| TASK GOAL |
Scan the entries below for the word "crown". Copy out every line in which it occurs.

·····

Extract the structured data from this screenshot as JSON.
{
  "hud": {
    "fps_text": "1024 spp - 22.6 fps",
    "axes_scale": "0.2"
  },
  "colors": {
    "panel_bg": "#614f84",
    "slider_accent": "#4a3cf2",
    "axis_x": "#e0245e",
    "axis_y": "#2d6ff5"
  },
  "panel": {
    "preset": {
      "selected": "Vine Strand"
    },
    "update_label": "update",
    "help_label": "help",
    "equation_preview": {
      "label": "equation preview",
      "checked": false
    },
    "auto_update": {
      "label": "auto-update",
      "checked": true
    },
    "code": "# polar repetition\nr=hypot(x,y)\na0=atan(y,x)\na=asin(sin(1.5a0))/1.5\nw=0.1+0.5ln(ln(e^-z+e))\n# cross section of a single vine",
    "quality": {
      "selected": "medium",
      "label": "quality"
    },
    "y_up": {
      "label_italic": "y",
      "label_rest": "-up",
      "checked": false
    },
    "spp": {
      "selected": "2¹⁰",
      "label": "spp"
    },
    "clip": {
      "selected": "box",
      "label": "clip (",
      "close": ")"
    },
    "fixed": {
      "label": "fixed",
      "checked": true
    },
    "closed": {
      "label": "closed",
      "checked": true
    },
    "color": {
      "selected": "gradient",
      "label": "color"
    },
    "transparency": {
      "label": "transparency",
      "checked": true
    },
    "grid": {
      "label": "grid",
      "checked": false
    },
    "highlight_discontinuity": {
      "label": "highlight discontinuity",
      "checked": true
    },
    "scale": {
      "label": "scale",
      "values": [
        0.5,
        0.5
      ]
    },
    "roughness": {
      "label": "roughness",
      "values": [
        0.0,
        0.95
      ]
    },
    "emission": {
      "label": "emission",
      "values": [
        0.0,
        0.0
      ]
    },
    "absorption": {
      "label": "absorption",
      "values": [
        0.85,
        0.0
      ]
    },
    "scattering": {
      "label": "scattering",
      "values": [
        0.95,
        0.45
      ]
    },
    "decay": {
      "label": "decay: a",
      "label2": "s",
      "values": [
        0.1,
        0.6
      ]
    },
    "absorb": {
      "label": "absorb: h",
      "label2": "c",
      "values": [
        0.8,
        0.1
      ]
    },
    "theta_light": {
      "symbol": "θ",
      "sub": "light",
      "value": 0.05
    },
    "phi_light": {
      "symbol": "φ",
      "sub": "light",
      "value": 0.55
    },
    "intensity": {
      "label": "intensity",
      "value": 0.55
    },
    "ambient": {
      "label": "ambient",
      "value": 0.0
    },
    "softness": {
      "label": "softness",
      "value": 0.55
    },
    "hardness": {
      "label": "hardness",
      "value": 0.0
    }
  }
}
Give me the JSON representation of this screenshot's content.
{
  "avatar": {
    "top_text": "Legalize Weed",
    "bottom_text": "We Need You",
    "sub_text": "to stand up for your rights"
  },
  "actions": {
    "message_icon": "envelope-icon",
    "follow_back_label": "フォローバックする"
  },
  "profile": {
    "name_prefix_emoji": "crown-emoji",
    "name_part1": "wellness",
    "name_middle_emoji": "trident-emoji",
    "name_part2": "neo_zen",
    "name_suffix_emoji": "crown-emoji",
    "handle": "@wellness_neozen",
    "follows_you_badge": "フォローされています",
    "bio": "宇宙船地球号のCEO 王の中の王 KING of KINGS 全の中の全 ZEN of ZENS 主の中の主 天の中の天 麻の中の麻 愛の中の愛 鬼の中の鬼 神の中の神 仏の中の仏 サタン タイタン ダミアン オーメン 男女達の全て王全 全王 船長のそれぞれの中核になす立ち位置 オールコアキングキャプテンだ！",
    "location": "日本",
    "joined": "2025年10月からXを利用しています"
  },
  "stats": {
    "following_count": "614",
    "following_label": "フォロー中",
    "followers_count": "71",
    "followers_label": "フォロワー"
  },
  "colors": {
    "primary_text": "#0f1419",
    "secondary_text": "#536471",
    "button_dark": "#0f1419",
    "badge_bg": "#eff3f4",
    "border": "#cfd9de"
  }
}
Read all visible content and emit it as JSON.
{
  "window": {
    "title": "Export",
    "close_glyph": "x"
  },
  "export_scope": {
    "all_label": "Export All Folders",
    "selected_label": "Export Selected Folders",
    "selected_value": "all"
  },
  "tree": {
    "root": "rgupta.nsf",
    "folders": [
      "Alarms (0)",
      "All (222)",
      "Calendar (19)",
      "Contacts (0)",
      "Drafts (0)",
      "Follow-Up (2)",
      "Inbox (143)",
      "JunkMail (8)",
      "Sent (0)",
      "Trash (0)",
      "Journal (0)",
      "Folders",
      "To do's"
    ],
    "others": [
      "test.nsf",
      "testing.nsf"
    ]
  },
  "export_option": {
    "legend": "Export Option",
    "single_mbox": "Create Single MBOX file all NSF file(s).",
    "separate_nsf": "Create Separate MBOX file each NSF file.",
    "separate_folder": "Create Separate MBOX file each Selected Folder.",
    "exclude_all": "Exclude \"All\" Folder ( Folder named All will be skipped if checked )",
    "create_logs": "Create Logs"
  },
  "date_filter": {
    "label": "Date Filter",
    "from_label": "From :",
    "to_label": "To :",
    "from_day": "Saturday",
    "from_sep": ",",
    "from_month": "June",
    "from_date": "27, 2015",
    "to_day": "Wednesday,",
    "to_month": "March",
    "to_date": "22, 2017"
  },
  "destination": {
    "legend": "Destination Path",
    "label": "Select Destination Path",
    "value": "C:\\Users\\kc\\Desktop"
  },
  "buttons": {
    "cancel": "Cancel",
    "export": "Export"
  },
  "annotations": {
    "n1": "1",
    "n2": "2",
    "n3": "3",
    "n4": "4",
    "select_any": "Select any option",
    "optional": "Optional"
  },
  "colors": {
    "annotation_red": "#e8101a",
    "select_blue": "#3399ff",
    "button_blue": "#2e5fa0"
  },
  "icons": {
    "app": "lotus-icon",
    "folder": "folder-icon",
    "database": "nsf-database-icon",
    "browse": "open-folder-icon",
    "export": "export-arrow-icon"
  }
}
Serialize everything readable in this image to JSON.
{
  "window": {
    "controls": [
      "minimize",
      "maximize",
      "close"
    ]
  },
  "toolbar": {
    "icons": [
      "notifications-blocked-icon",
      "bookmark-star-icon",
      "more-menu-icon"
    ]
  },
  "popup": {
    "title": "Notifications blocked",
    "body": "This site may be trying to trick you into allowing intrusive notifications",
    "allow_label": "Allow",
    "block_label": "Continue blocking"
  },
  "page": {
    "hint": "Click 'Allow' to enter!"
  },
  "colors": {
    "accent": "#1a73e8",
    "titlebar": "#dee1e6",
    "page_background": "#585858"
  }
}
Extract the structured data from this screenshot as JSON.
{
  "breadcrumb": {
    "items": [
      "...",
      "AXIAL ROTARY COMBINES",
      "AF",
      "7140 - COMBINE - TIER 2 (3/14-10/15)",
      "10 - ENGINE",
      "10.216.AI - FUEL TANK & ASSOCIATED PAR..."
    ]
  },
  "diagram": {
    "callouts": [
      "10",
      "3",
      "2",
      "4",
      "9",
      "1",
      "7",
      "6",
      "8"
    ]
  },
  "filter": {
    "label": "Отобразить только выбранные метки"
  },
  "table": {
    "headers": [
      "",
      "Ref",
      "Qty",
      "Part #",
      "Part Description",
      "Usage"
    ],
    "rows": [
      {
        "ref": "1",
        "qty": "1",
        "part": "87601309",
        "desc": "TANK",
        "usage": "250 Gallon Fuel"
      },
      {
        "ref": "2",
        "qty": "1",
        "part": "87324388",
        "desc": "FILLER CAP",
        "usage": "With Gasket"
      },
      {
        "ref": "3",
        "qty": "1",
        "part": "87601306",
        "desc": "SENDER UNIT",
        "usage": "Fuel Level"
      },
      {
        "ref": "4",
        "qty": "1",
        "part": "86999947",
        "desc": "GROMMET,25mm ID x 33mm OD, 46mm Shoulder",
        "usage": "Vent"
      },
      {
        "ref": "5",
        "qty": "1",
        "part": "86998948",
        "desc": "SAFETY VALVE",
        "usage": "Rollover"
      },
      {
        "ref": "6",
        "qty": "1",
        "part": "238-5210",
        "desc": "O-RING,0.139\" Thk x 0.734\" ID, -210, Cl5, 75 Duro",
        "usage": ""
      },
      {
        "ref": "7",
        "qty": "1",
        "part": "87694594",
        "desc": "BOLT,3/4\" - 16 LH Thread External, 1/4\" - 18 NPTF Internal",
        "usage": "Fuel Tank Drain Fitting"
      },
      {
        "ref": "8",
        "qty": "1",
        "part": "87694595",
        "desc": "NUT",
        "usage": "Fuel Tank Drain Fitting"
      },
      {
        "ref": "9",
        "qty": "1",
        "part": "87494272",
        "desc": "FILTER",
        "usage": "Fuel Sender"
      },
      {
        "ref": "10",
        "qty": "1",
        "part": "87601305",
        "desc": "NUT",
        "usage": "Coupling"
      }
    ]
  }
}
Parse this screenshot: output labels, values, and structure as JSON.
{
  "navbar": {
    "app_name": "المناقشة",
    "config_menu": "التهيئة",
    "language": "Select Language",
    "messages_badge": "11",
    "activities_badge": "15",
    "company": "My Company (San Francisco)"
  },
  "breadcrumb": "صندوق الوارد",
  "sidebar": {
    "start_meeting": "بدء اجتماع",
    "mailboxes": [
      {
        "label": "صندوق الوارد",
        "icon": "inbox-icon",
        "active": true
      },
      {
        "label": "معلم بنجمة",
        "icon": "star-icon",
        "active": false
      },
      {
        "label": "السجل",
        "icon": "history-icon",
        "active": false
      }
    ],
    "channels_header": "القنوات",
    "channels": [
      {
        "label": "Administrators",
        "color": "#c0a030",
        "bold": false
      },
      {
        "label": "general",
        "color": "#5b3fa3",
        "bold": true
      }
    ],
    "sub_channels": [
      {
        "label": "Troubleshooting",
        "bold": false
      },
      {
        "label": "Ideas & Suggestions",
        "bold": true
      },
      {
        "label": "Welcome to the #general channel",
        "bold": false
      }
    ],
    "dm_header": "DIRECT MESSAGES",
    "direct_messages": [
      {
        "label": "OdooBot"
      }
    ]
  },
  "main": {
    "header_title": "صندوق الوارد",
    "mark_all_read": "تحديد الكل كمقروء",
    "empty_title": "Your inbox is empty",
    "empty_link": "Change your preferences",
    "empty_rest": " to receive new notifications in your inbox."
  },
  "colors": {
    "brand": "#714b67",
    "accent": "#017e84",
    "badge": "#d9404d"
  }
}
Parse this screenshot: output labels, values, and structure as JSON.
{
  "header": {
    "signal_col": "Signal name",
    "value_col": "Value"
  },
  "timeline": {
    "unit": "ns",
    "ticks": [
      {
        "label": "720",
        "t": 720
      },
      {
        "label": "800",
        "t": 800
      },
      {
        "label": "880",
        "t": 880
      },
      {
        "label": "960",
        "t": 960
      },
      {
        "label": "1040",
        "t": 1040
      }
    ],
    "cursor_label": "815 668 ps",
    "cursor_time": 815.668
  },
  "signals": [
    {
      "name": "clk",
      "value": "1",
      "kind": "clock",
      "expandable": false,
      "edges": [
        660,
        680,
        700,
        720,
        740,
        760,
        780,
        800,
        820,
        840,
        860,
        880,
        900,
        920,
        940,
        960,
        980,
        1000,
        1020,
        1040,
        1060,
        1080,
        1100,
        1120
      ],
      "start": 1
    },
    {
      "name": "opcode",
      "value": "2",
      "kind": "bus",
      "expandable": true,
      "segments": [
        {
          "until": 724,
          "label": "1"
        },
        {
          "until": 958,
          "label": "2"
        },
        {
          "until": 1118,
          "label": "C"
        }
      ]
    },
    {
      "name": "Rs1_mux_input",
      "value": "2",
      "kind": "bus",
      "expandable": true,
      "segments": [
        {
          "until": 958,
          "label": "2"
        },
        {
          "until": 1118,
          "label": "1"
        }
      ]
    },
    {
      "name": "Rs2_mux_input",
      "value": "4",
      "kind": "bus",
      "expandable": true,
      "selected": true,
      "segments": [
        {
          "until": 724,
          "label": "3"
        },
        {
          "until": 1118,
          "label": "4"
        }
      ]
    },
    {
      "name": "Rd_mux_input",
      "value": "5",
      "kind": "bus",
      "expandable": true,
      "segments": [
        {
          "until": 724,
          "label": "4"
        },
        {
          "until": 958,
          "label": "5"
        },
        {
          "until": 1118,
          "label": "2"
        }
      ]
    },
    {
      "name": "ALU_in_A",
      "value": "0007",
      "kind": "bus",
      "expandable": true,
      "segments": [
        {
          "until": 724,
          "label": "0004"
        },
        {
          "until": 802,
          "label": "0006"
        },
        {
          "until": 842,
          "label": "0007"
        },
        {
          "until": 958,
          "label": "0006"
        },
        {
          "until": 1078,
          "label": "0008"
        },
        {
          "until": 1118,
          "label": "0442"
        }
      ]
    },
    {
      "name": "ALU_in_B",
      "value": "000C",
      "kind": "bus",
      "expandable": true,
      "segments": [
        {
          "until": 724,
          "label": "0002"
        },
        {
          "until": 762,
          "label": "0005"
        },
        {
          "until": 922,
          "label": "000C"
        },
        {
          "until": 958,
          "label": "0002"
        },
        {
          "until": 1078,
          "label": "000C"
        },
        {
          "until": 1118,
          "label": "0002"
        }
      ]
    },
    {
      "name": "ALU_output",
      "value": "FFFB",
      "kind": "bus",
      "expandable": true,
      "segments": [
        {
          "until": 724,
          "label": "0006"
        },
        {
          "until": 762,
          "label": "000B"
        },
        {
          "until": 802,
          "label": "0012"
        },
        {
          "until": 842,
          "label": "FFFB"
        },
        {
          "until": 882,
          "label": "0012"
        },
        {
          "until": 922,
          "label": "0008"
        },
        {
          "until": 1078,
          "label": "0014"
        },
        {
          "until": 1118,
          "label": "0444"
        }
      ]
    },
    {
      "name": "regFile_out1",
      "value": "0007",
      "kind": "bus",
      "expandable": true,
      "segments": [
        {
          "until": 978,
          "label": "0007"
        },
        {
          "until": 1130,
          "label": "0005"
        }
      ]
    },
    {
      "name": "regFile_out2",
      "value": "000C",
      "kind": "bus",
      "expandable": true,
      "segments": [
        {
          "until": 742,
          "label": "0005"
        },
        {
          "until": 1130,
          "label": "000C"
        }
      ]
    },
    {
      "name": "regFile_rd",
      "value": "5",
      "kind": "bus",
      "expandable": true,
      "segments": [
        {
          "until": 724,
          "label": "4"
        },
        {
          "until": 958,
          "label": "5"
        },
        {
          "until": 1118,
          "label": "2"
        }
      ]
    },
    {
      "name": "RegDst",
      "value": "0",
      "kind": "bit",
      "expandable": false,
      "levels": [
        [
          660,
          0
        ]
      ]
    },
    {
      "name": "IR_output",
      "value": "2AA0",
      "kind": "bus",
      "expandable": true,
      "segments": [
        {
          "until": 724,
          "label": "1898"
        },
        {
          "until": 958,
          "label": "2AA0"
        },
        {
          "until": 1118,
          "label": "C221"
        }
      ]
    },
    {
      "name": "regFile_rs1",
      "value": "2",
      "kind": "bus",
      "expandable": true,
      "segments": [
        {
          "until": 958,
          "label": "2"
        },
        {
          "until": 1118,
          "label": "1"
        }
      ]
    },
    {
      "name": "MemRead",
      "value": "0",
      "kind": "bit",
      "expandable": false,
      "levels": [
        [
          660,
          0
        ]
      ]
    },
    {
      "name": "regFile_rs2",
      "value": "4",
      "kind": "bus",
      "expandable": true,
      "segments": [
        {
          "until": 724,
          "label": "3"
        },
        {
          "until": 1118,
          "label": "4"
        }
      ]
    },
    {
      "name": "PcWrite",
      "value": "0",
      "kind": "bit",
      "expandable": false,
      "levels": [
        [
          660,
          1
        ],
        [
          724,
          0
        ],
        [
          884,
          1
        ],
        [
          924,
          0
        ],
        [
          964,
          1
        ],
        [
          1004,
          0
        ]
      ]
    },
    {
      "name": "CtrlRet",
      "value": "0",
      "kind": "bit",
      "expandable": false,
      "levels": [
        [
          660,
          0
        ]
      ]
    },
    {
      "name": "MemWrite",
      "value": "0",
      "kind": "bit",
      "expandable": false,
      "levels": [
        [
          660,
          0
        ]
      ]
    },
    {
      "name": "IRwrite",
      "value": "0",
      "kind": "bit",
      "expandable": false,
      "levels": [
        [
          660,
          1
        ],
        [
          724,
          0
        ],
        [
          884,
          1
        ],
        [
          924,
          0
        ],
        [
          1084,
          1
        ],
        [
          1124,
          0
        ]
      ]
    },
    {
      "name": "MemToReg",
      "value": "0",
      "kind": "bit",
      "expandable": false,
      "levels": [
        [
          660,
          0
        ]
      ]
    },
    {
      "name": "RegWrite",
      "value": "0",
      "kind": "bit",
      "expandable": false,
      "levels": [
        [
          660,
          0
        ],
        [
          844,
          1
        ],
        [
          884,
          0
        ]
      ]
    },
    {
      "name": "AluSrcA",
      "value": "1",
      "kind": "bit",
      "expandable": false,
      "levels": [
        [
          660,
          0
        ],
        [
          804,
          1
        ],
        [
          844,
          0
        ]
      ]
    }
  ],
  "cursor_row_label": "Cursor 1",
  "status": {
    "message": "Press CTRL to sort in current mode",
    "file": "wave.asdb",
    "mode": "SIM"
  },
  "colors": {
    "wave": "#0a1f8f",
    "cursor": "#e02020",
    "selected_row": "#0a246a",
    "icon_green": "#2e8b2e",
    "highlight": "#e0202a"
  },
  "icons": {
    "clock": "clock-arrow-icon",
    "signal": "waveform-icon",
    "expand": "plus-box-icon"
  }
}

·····

| SOLUTION |
    "name_prefix_emoji": "crown-emoji",
    "name_suffix_emoji": "crown-emoji",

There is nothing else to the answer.